Data provided >>
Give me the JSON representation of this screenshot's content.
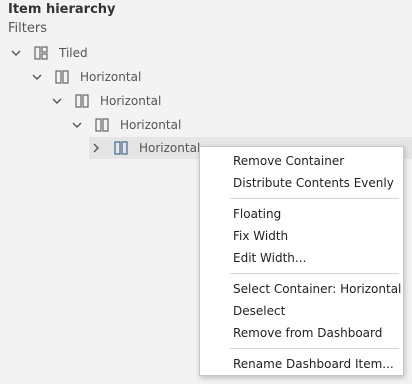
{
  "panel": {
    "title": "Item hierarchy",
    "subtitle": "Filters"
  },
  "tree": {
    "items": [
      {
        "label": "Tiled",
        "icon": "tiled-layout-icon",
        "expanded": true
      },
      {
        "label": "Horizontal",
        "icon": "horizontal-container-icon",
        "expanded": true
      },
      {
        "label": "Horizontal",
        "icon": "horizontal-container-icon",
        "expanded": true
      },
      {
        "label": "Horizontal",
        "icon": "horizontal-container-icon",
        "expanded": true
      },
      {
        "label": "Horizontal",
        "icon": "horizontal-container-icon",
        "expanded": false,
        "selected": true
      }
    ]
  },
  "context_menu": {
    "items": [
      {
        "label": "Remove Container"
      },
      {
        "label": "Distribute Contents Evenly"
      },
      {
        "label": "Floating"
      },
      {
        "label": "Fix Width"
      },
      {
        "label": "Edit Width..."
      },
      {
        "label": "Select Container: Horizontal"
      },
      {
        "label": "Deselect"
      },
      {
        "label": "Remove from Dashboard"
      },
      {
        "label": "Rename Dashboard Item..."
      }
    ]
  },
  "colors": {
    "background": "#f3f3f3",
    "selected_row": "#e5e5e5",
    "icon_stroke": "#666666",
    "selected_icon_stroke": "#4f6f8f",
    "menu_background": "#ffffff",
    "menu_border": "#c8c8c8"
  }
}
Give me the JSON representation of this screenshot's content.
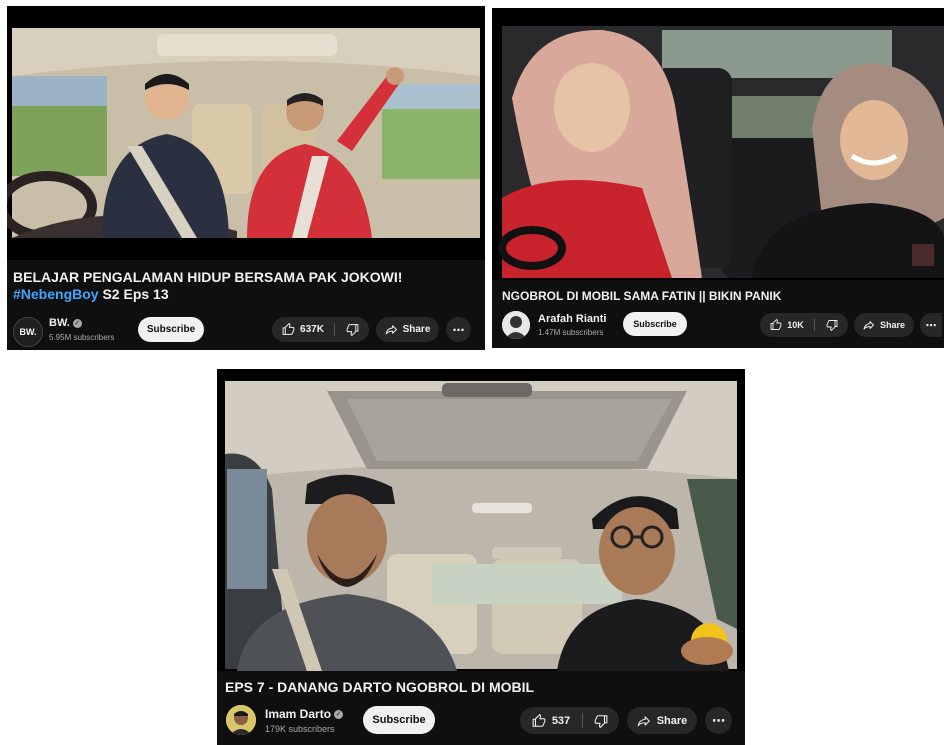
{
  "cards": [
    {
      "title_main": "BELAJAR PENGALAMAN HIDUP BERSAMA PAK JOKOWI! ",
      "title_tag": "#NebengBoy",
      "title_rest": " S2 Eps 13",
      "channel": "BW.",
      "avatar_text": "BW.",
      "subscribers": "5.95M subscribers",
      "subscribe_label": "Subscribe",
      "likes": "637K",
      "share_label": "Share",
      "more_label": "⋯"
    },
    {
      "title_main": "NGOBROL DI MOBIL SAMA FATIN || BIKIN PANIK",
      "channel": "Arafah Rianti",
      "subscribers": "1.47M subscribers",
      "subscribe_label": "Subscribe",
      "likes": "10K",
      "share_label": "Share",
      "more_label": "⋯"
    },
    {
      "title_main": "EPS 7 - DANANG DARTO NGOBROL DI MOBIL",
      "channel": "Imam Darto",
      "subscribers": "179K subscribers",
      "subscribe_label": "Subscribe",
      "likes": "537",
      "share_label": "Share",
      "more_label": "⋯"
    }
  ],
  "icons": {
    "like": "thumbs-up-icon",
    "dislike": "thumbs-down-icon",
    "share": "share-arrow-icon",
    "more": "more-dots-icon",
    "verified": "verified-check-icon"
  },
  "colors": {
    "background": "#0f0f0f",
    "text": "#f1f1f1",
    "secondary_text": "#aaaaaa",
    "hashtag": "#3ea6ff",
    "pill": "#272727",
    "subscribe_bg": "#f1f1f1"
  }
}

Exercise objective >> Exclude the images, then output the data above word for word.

Result for this task >>
Give me the JSON representation of this screenshot's content.
{
  "panel": {
    "title": "Item hierarchy",
    "subtitle": "Filters"
  },
  "tree": {
    "items": [
      {
        "label": "Tiled",
        "icon": "tiled-layout-icon",
        "expanded": true
      },
      {
        "label": "Horizontal",
        "icon": "horizontal-container-icon",
        "expanded": true
      },
      {
        "label": "Horizontal",
        "icon": "horizontal-container-icon",
        "expanded": true
      },
      {
        "label": "Horizontal",
        "icon": "horizontal-container-icon",
        "expanded": true
      },
      {
        "label": "Horizontal",
        "icon": "horizontal-container-icon",
        "expanded": false,
        "selected": true
      }
    ]
  },
  "context_menu": {
    "items": [
      {
        "label": "Remove Container"
      },
      {
        "label": "Distribute Contents Evenly"
      },
      {
        "label": "Floating"
      },
      {
        "label": "Fix Width"
      },
      {
        "label": "Edit Width..."
      },
      {
        "label": "Select Container: Horizontal"
      },
      {
        "label": "Deselect"
      },
      {
        "label": "Remove from Dashboard"
      },
      {
        "label": "Rename Dashboard Item..."
      }
    ]
  },
  "colors": {
    "background": "#f3f3f3",
    "selected_row": "#e5e5e5",
    "icon_stroke": "#666666",
    "selected_icon_stroke": "#4f6f8f",
    "menu_background": "#ffffff",
    "menu_border": "#c8c8c8"
  }
}
Give me the JSON representation of this screenshot's content.
{
  "cards": [
    {
      "title_main": "BELAJAR PENGALAMAN HIDUP BERSAMA PAK JOKOWI! ",
      "title_tag": "#NebengBoy",
      "title_rest": " S2 Eps 13",
      "channel": "BW.",
      "avatar_text": "BW.",
      "subscribers": "5.95M subscribers",
      "subscribe_label": "Subscribe",
      "likes": "637K",
      "share_label": "Share",
      "more_label": "⋯"
    },
    {
      "title_main": "NGOBROL DI MOBIL SAMA FATIN || BIKIN PANIK",
      "channel": "Arafah Rianti",
      "subscribers": "1.47M subscribers",
      "subscribe_label": "Subscribe",
      "likes": "10K",
      "share_label": "Share",
      "more_label": "⋯"
    },
    {
      "title_main": "EPS 7 - DANANG DARTO NGOBROL DI MOBIL",
      "channel": "Imam Darto",
      "subscribers": "179K subscribers",
      "subscribe_label": "Subscribe",
      "likes": "537",
      "share_label": "Share",
      "more_label": "⋯"
    }
  ],
  "icons": {
    "like": "thumbs-up-icon",
    "dislike": "thumbs-down-icon",
    "share": "share-arrow-icon",
    "more": "more-dots-icon",
    "verified": "verified-check-icon"
  },
  "colors": {
    "background": "#0f0f0f",
    "text": "#f1f1f1",
    "secondary_text": "#aaaaaa",
    "hashtag": "#3ea6ff",
    "pill": "#272727",
    "subscribe_bg": "#f1f1f1"
  }
}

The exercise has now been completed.